“Clearly, all else being equal, the words 'Affordable Care Act' engender a modestly more positive reaction than the term ObamaCare,” said Frank Newport, the editor in chief of Gallup, in an analysis accompanying the experiment.

When the law is called the Affordable Care Act while also mentioning Obama 41 percent of people approve and 54 percent disapprove. Nearly the same number is recorded when the law is simply called the 2010 healthcare law. 

“Approval of the healthcare law using the wording that mentions both Affordable Care Act and Obama, and the wording that mentions only the healthcare law — which can be thought of as balanced approaches — comes in between the first two reviewed above,” Newport said. 

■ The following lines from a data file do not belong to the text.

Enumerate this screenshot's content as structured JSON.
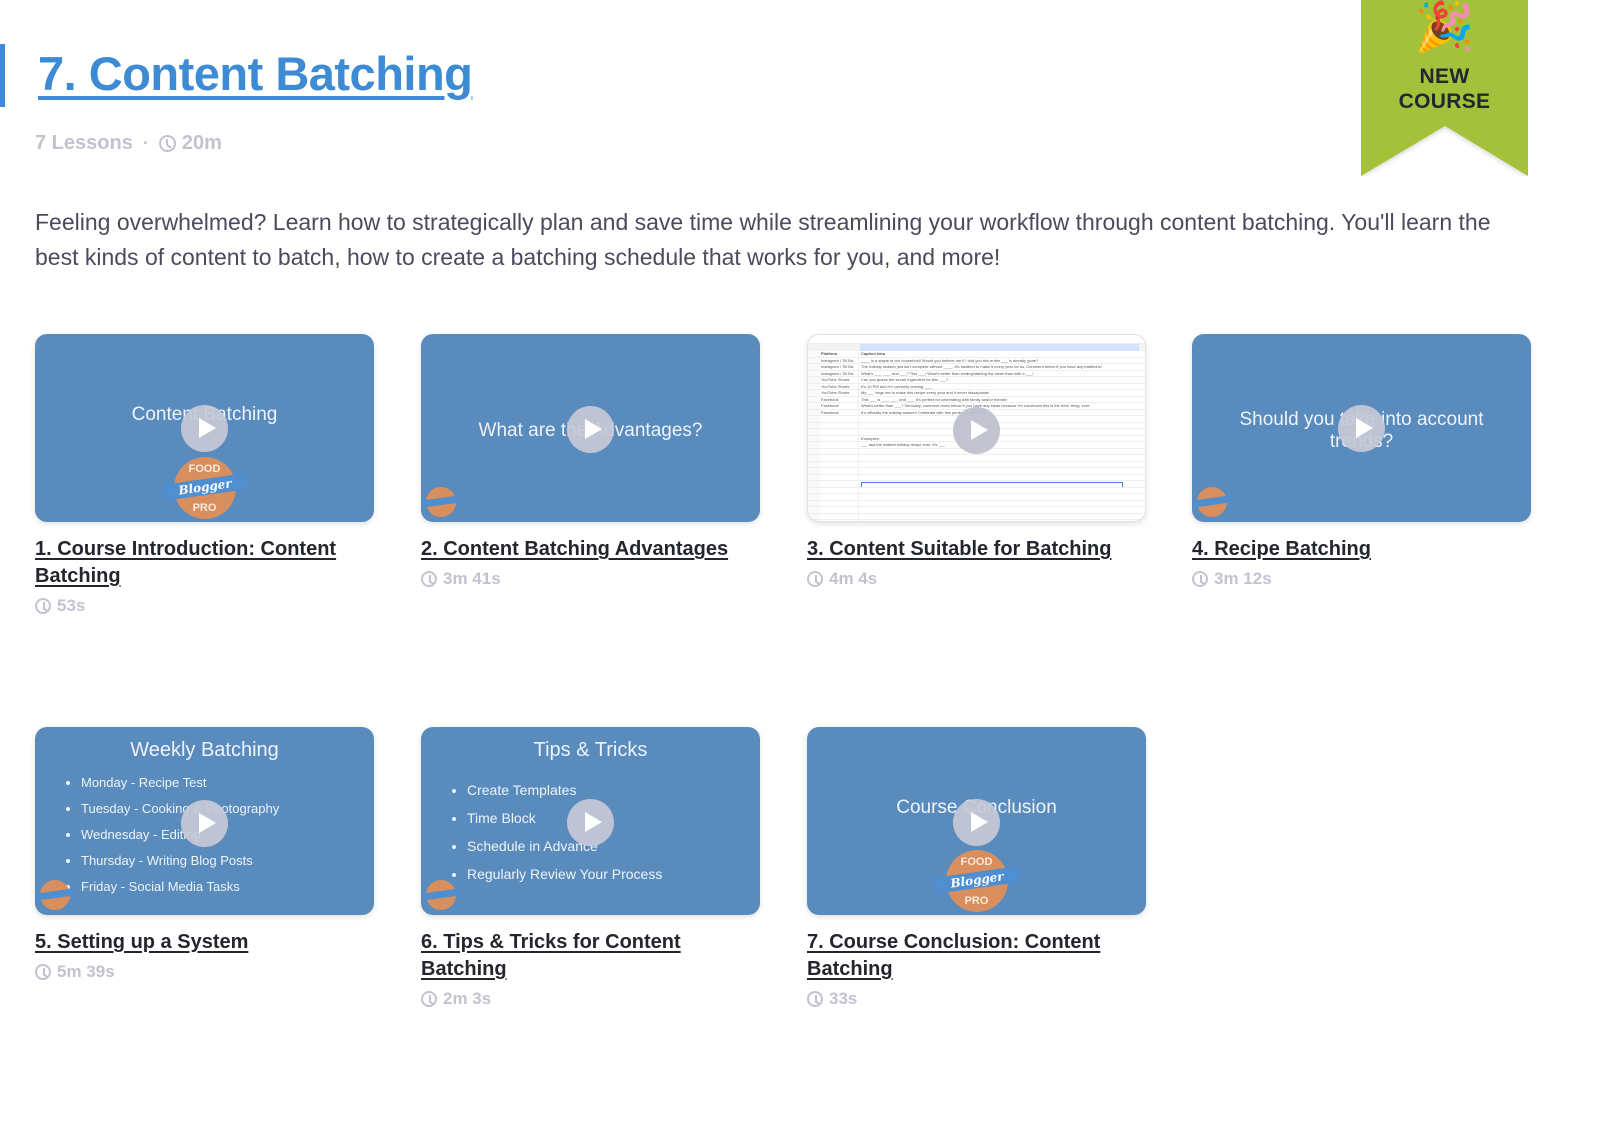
{
  "course": {
    "title": "7. Content Batching",
    "lessons_count": "7 Lessons",
    "separator": "·",
    "total_duration": "20m",
    "description": "Feeling overwhelmed? Learn how to strategically plan and save time while streamlining your workflow through content batching. You'll learn the best kinds of content to batch, how to create a batching schedule that works for you, and more!",
    "accent_color": "#3d8bd4"
  },
  "badge": {
    "icon": "party-popper-icon",
    "emoji": "🎉",
    "line1": "NEW",
    "line2": "COURSE",
    "color": "#a3c13b"
  },
  "logo": {
    "top": "FOOD",
    "middle": "Blogger",
    "bottom": "PRO"
  },
  "lessons": [
    {
      "title": "1. Course Introduction: Content Batching",
      "duration": "53s",
      "thumb_text": "Content Batching"
    },
    {
      "title": "2. Content Batching Advantages",
      "duration": "3m 41s",
      "thumb_text": "What are the Advantages?"
    },
    {
      "title": "3. Content Suitable for Batching",
      "duration": "4m 4s",
      "thumb_sheet": {
        "headers": [
          "Platform",
          "Caption Idea"
        ],
        "rows": [
          [
            "Instagram / TikTok",
            "____ is a staple in our household! Would you believe me if I told you this entire ___ is already gone?"
          ],
          [
            "Instagram / TikTok",
            "The holiday season just isn't complete without ____. It's tradition to make it every year for us. Comment below if you have any traditions!"
          ],
          [
            "Instagram / TikTok",
            "What's ___, ___, and ___? This ___! What's better than ending/starting the week than with a ___!"
          ],
          [
            "YouTube Shorts",
            "Can you guess the secret ingredient for this ___?"
          ],
          [
            "YouTube Shorts",
            "It's 10 PM and I'm currently craving ___."
          ],
          [
            "YouTube Shorts",
            "My ___ begs me to make this recipe every year and it never dissapoints!"
          ],
          [
            "Facebook",
            "This ___ is ___, ___, and ___. It's perfect for celebrating with family and/or friends!"
          ],
          [
            "Facebook",
            "What's better than ___? Seriously, comment down below if you have any ideas because I'm convinced this is the best. thing. ever."
          ],
          [
            "Facebook",
            "It's officially the holiday season! Celebrate with this perfect festive treat."
          ]
        ],
        "examples_label": "Examples:",
        "example": "___ aka the easiest holiday recipe ever. It's ___"
      }
    },
    {
      "title": "4. Recipe Batching",
      "duration": "3m 12s",
      "thumb_text": "Should you take into account trends?"
    },
    {
      "title": "5. Setting up a System",
      "duration": "5m 39s",
      "thumb_heading": "Weekly Batching",
      "thumb_list": [
        "Monday - Recipe Test",
        "Tuesday - Cooking & Photography",
        "Wednesday - Editing",
        "Thursday - Writing Blog Posts",
        "Friday - Social Media Tasks"
      ]
    },
    {
      "title": "6. Tips & Tricks for Content Batching",
      "duration": "2m 3s",
      "thumb_heading": "Tips & Tricks",
      "thumb_list": [
        "Create Templates",
        "Time Block",
        "Schedule in Advance",
        "Regularly Review Your Process"
      ]
    },
    {
      "title": "7. Course Conclusion: Content Batching",
      "duration": "33s",
      "thumb_text": "Course Conclusion"
    }
  ]
}
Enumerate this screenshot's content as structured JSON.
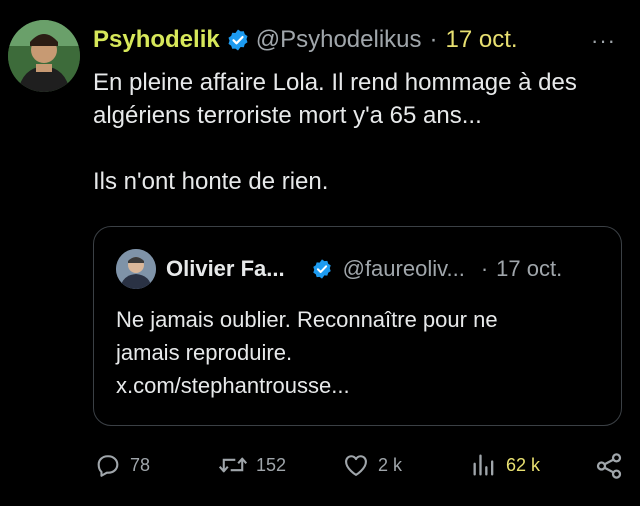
{
  "tweet": {
    "author_name": "Psyhodelik",
    "author_handle": "@Psyhodelikus",
    "separator": "·",
    "date": "17 oct.",
    "more": "···",
    "text_line1": "En pleine affaire Lola. Il rend hommage à des algériens terroriste mort y'a 65 ans...",
    "text_line2": "Ils n'ont honte de rien."
  },
  "quoted": {
    "author_name": "Olivier Fa...",
    "author_handle": "@faureoliv...",
    "separator": "·",
    "date": "17 oct.",
    "lines": [
      "Ne jamais oublier. Reconnaître pour ne",
      "jamais reproduire.",
      "x.com/stephantrousse..."
    ]
  },
  "actions": {
    "replies": "78",
    "reposts": "152",
    "likes": "2 k",
    "views": "62 k"
  },
  "colors": {
    "accent_name": "#d7e85a",
    "accent_date": "#e8e071",
    "verified": "#1d9bf0",
    "muted": "#a0a6ab"
  },
  "icons": [
    "verified-icon",
    "more-icon",
    "reply-icon",
    "repost-icon",
    "like-icon",
    "views-icon",
    "share-icon"
  ]
}
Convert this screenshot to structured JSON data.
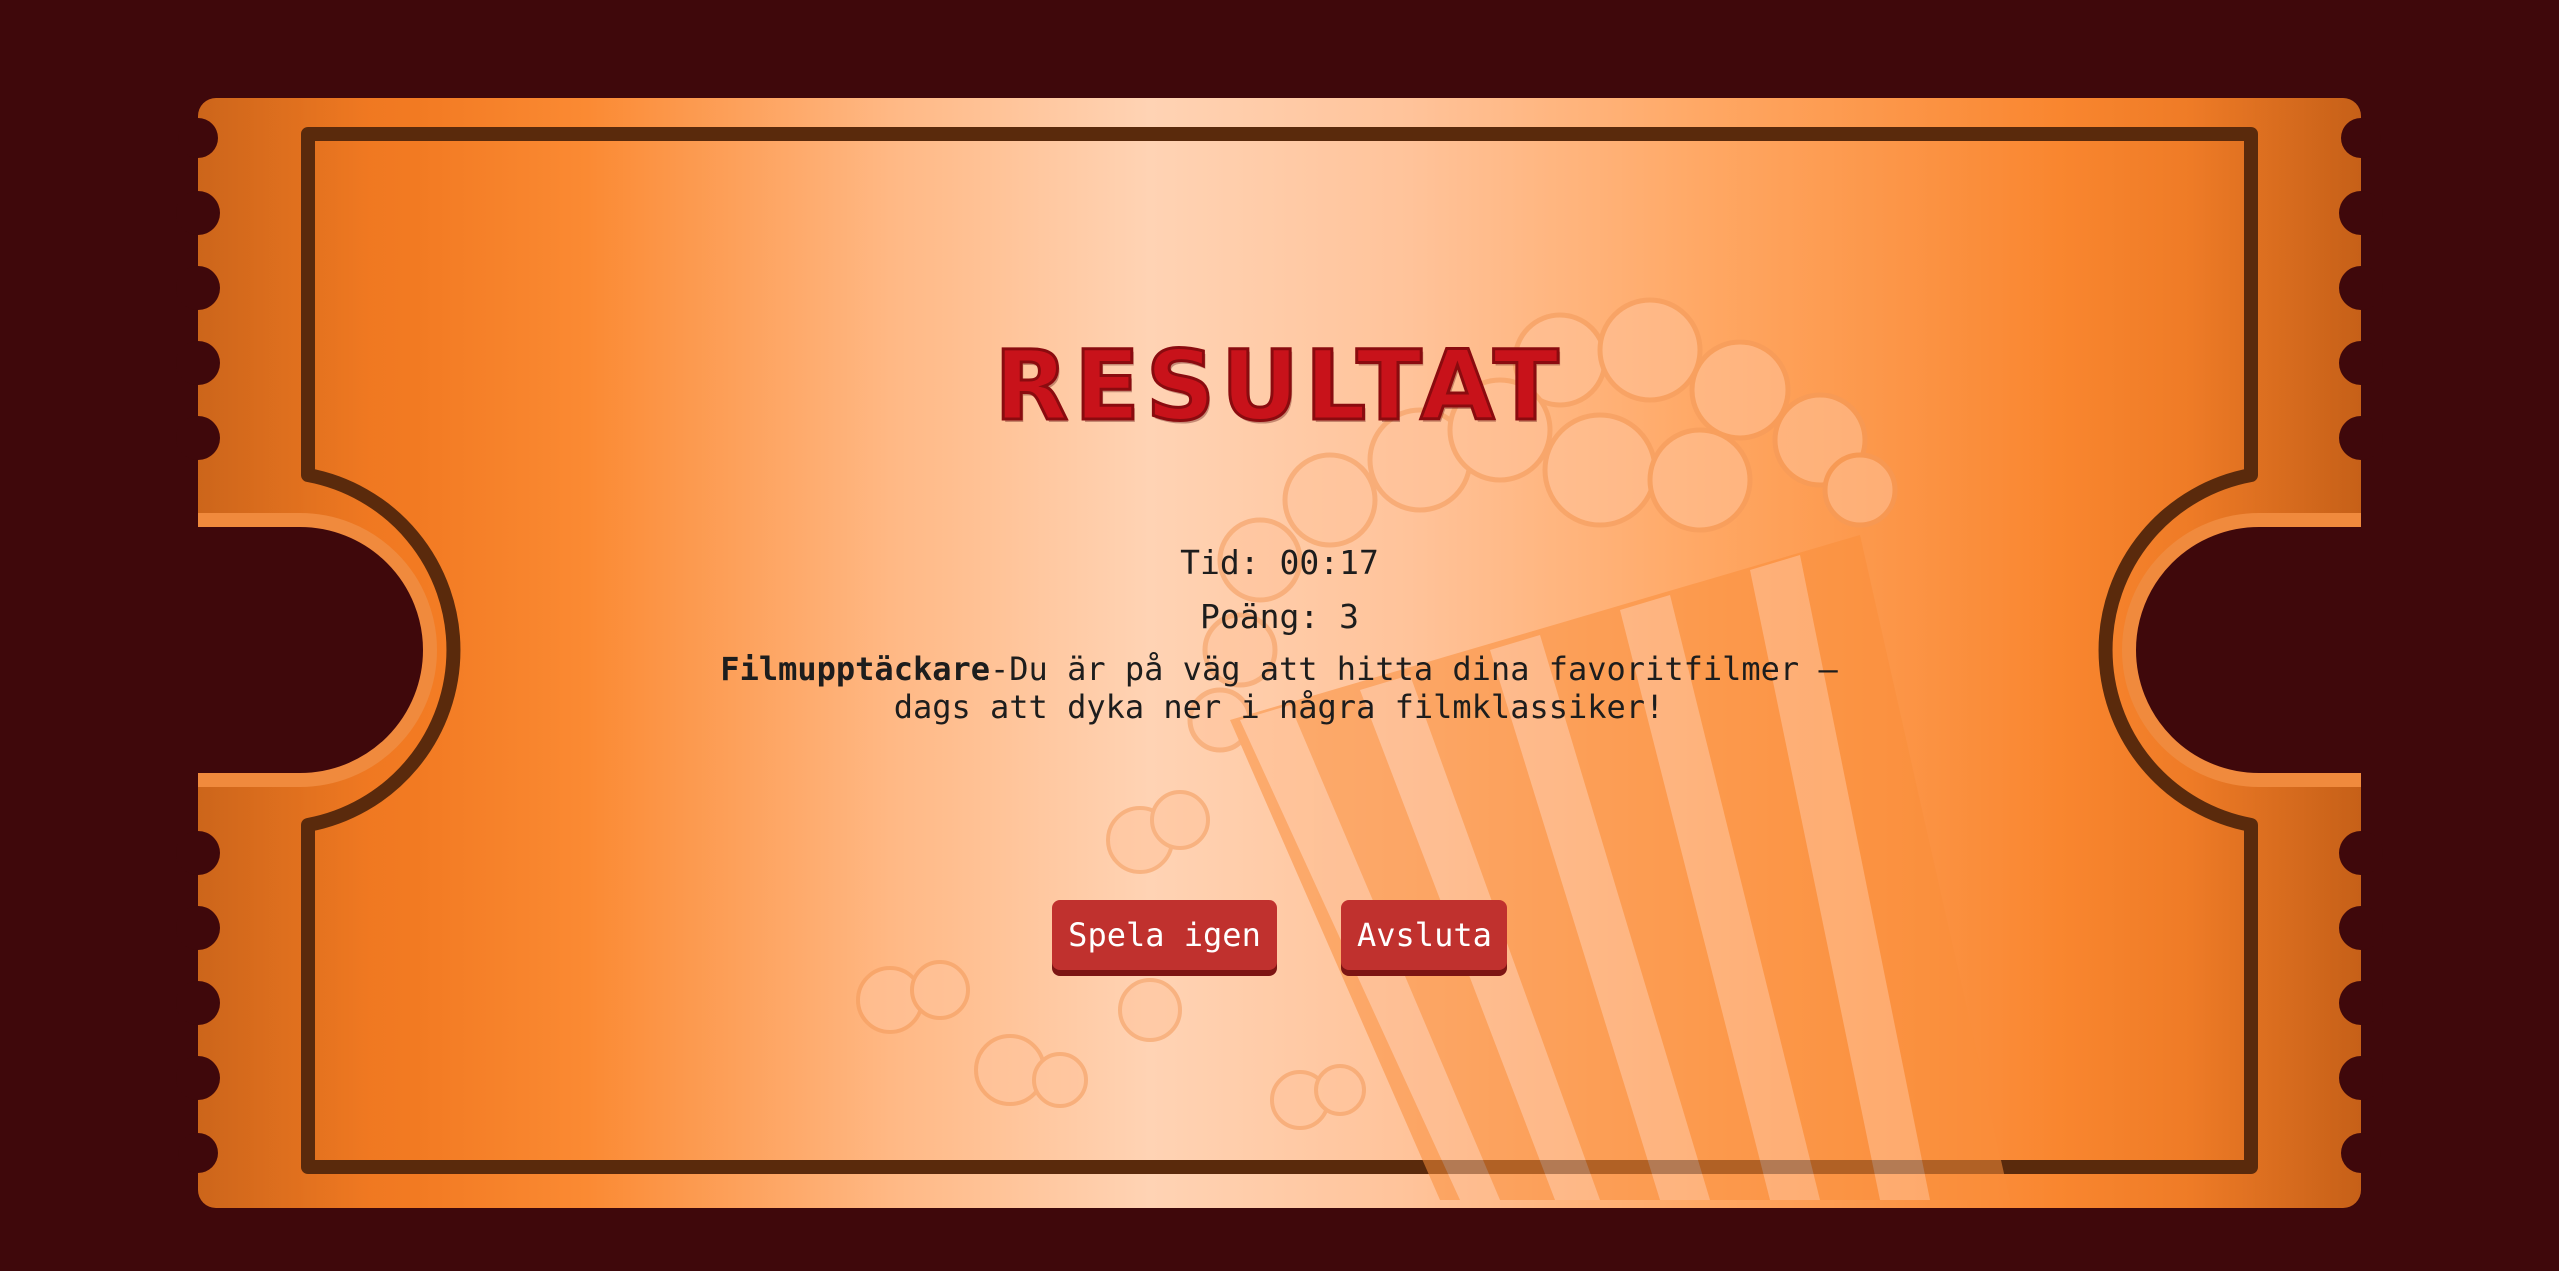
{
  "result": {
    "title": "RESULTAT",
    "time_text": "Tid: 00:17",
    "score_text": "Poäng: 3",
    "rank_name": "Filmupptäckare",
    "rank_description": "-Du är på väg att hitta dina favoritfilmer – dags att dyka ner i några filmklassiker!"
  },
  "buttons": {
    "play_again": "Spela igen",
    "quit": "Avsluta"
  },
  "colors": {
    "background": "#3f080b",
    "ticket_orange": "#f47a26",
    "ticket_highlight": "#ffd2b3",
    "title_red": "#c8121a",
    "button_red": "#c0312e"
  },
  "decorations": {
    "background_art": "popcorn-bucket-icon"
  }
}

Gallup itself uses the wording that mentions of Obama and the Affordable Care Act, which it calls the most balanced approach. 

During Obama’s reelection campaign last year, he and his team began embracing the term on the stump, attempting to change its derogatory intent by Republicans.

Many news outlets now use ObamaCare as shorthand for the healthcare law.  

The polling was conducted from Nov. 4 to 17 and surveyed about 1,800 about each term.